The proposed two-level parallel algorithm utilizes processor groups to calculate the equations for the MRCC amplitudes. In the basic formulation each processor group constructs the equations related to a specic subset of references. The scalability of Brillouin-Wigner and Mukherjee MRCC code was tested on tens of thousands CPU cores. The applicability is demonstrated also on core-level excited states. The Universal State-Selective (USS) correction is introduced and it is shown that it may improve the accuracy of MRCC approaches.

Bayesian Learning of Stochastic Dynamical Model Formulation

Wednesday, November 13, 3:30 - 4:30 p.m., 939 Evans Hall - UC Berkeley Campus

Pierre Lermusiaux, Massachusetts Institute of Technology


Abstract: In this presentation, we first highlight recent results by our MSEAS group, including high-order Finite-Element schemes for biogeochemical ocean dynamics and exact path planning for swarms of ocean vehicles using level-set equations. We then address a holistic challenge in ocean Bayesian estimation: i) predict the probability distribution functions (pdfs) of large nonlinear ocean systems using stochastic partial differential equations, ii) assimilate data using Bayes' law with these pdfs, iii) predict the future data that optimally reduce uncertainties and rank the known and learn the new model formulations themselves. Overall, we allow the joint inference of the state, equations, geometry, boundary conditions and initial conditions of dynamical models. Examples are provided using time-dependent ocean and fluid flows, including cavity, double-gyre and sudden-expansion flows with jets and eddies. The Bayesian model inference is illustrated by the estimation of obstacle shapes and of biogeochemical reaction equations based on very limited observations. This is joint work with our MSEAS group.


Link of the Week: Video Illustrates the Beauty of Mathematics

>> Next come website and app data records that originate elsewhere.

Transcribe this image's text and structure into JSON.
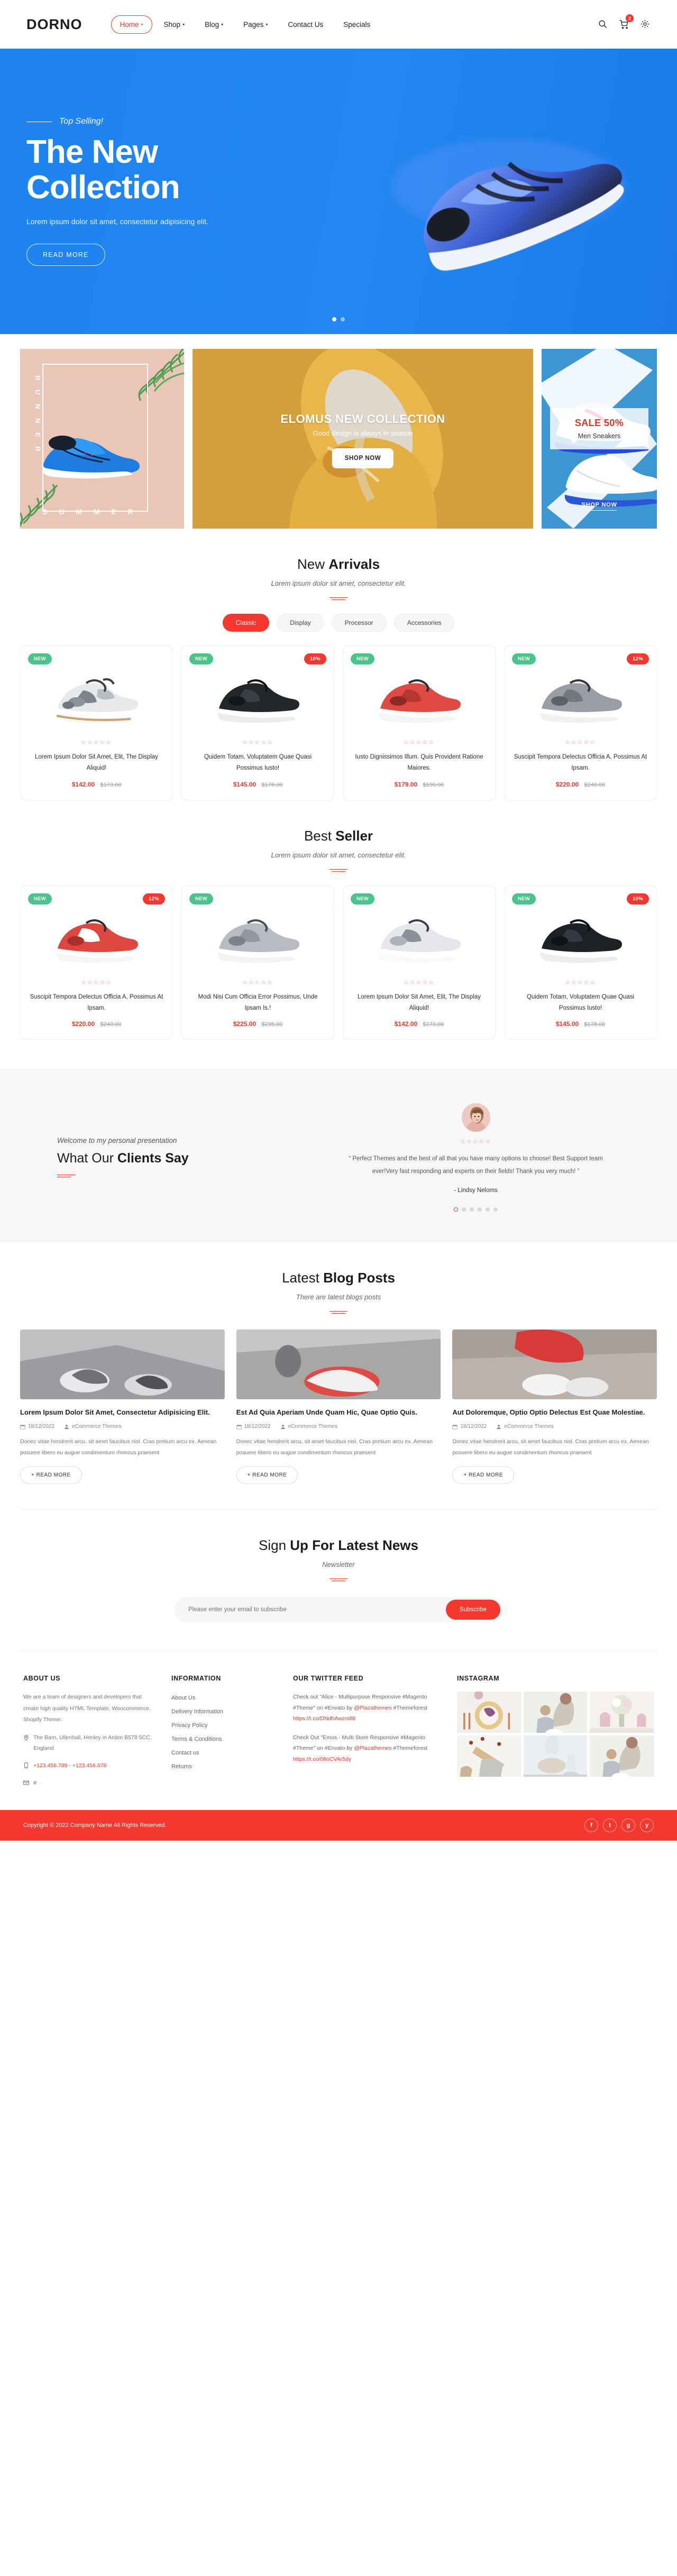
{
  "header": {
    "logo": "DORNO",
    "nav": [
      {
        "label": "Home",
        "caret": true,
        "active": true
      },
      {
        "label": "Shop",
        "caret": true,
        "active": false
      },
      {
        "label": "Blog",
        "caret": true,
        "active": false
      },
      {
        "label": "Pages",
        "caret": true,
        "active": false
      },
      {
        "label": "Contact Us",
        "caret": false,
        "active": false
      },
      {
        "label": "Specials",
        "caret": false,
        "active": false
      }
    ],
    "cart_count": "2"
  },
  "hero": {
    "eyebrow": "Top Selling!",
    "title_line1": "The New",
    "title_line2": "Collection",
    "subtitle": "Lorem ipsum dolor sit amet, consectetur adipisicing elit.",
    "button": "READ MORE",
    "dots": 2,
    "active_dot": 0,
    "bg_color": "#2287f2"
  },
  "banners": {
    "left": {
      "vertical": "R U N N E R",
      "bottom": "S U M M E R"
    },
    "center": {
      "title": "ELOMUS NEW COLLECTION",
      "subtitle": "Good design is always in season",
      "button": "SHOP NOW"
    },
    "right": {
      "sale": "SALE 50%",
      "caption": "Men Sneakers",
      "button": "SHOP NOW"
    }
  },
  "new_arrivals": {
    "title_light": "New ",
    "title_bold": "Arrivals",
    "subtitle": "Lorem ipsum dolor sit amet, consectetur elit.",
    "tabs": [
      {
        "label": "Classic",
        "active": true
      },
      {
        "label": "Display",
        "active": false
      },
      {
        "label": "Processor",
        "active": false
      },
      {
        "label": "Accessories",
        "active": false
      }
    ],
    "products": [
      {
        "badge_new": "NEW",
        "badge_off": "",
        "stars": "☆☆☆☆☆",
        "title": "Lorem Ipsum Dolor Sit Amet, Elit, The Display Aliquid!",
        "price": "$142.00",
        "old_price": "$173.00"
      },
      {
        "badge_new": "NEW",
        "badge_off": "10%",
        "stars": "☆☆☆☆☆",
        "title": "Quidem Totam, Voluptatem Quae Quasi Possimus Iusto!",
        "price": "$145.00",
        "old_price": "$178.00"
      },
      {
        "badge_new": "NEW",
        "badge_off": "",
        "stars": "☆☆☆☆☆",
        "title": "Iusto Dignissimos Illum. Quis Provident Ratione Maiores.",
        "price": "$179.00",
        "old_price": "$190.00"
      },
      {
        "badge_new": "NEW",
        "badge_off": "12%",
        "stars": "☆☆☆☆☆",
        "title": "Suscipit Tempora Delectus Officia A, Possimus At Ipsam.",
        "price": "$220.00",
        "old_price": "$240.00"
      }
    ]
  },
  "best_seller": {
    "title_light": "Best ",
    "title_bold": "Seller",
    "subtitle": "Lorem ipsum dolor sit amet, consectetur elit.",
    "products": [
      {
        "badge_new": "NEW",
        "badge_off": "12%",
        "stars": "☆☆☆☆☆",
        "title": "Suscipit Tempora Delectus Officia A, Possimus At Ipsam.",
        "price": "$220.00",
        "old_price": "$240.00"
      },
      {
        "badge_new": "NEW",
        "badge_off": "",
        "stars": "☆☆☆☆☆",
        "title": "Modi Nisi Cum Officia Error Possimus, Unde Ipsam Is.!",
        "price": "$225.00",
        "old_price": "$235.00"
      },
      {
        "badge_new": "NEW",
        "badge_off": "",
        "stars": "☆☆☆☆☆",
        "title": "Lorem Ipsum Dolor Sit Amet, Elit, The Display Aliquid!",
        "price": "$142.00",
        "old_price": "$173.00"
      },
      {
        "badge_new": "NEW",
        "badge_off": "10%",
        "stars": "☆☆☆☆☆",
        "title": "Quidem Totam, Voluptatem Quae Quasi Possimus Iusto!",
        "price": "$145.00",
        "old_price": "$178.00"
      }
    ]
  },
  "testimonial": {
    "welcome": "Welcome to my personal presentation",
    "title_light": "What Our ",
    "title_bold": "Clients Say",
    "stars": "☆☆☆☆☆",
    "quote": "“ Perfect Themes and the best of all that you have many options to choose! Best Support team ever!Very fast responding and experts on their fields! Thank you very much! ”",
    "author": "- Lindsy Neloms",
    "dots": 6,
    "active_dot": 0
  },
  "blog": {
    "title_light": "Latest ",
    "title_bold": "Blog Posts",
    "subtitle": "There are latest blogs posts",
    "posts": [
      {
        "title": "Lorem Ipsum Dolor Sit Amet, Consectetur Adipisicing Elit.",
        "date": "18/12/2022",
        "author": "eCommerce Themes",
        "excerpt": "Donec vitae hendrerit arcu, sit amet faucibus nisl. Cras pretium arcu ex. Aenean posuere libero eu augue condimentum rhoncus praesent",
        "button": "+ READ MORE"
      },
      {
        "title": "Est Ad Quia Aperiam Unde Quam Hic, Quae Optio Quis.",
        "date": "18/12/2022",
        "author": "eCommerce Themes",
        "excerpt": "Donec vitae hendrerit arcu, sit amet faucibus nisl. Cras pretium arcu ex. Aenean posuere libero eu augue condimentum rhoncus praesent",
        "button": "+ READ MORE"
      },
      {
        "title": "Aut Doloremque, Optio Optio Delectus Est Quae Molestiae.",
        "date": "18/12/2022",
        "author": "eCommerce Themes",
        "excerpt": "Donec vitae hendrerit arcu, sit amet faucibus nisl. Cras pretium arcu ex. Aenean posuere libero eu augue condimentum rhoncus praesent",
        "button": "+ READ MORE"
      }
    ]
  },
  "newsletter": {
    "title_light": "Sign ",
    "title_bold": "Up For Latest News",
    "subtitle": "Newsletter",
    "placeholder": "Please enter your email to subscribe",
    "button": "Subscribe"
  },
  "footer": {
    "about": {
      "heading": "ABOUT US",
      "text": "We are a team of designers and developers that create high quality HTML Template, Woocommerce, Shopify Theme.",
      "address": "The Barn, Ullenhall, Henley in Arden B578 5CC, England",
      "phone": "+123.456.789 - +123.456.678",
      "email": "#"
    },
    "information": {
      "heading": "INFORMATION",
      "links": [
        "About Us",
        "Delivery Information",
        "Privacy Policy",
        "Terms & Conditions",
        "Contact us",
        "Returns"
      ]
    },
    "twitter": {
      "heading": "OUR TWITTER FEED",
      "tweets": [
        {
          "text1": "Check out \"Alice - Multipurpose Responsive #Magento #Theme\" on #Envato by ",
          "handle": "@Plazathemes",
          "text2": " #Themeforest ",
          "link": "https://t.co/DNdhAwzm88"
        },
        {
          "text1": "Check Out \"Emos - Multi Store Responsive #Magento #Theme\" on #Envato by ",
          "handle": "@Plazathemes",
          "text2": " #Themeforest ",
          "link": "https://t.co/08oCVAr5dy"
        }
      ]
    },
    "instagram": {
      "heading": "INSTAGRAM",
      "cells": 6
    }
  },
  "copyright": {
    "text": "Copyright © 2022.Company Name All Rights Reserved.",
    "socials": [
      "f",
      "t",
      "g",
      "y"
    ],
    "bar_color": "#f4372f"
  }
}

According to British philosopher, logician, mathematician, historian and social critic Bertrand Russell, “Mathematics, rightly viewed, possesses not only truth, but supreme beauty — a beauty cold and austere, without the gorgeous trappings of painting or music.” A video posted three weeks ago by Yann Pineill and Nicolas Lefaucheux brings this observation to life.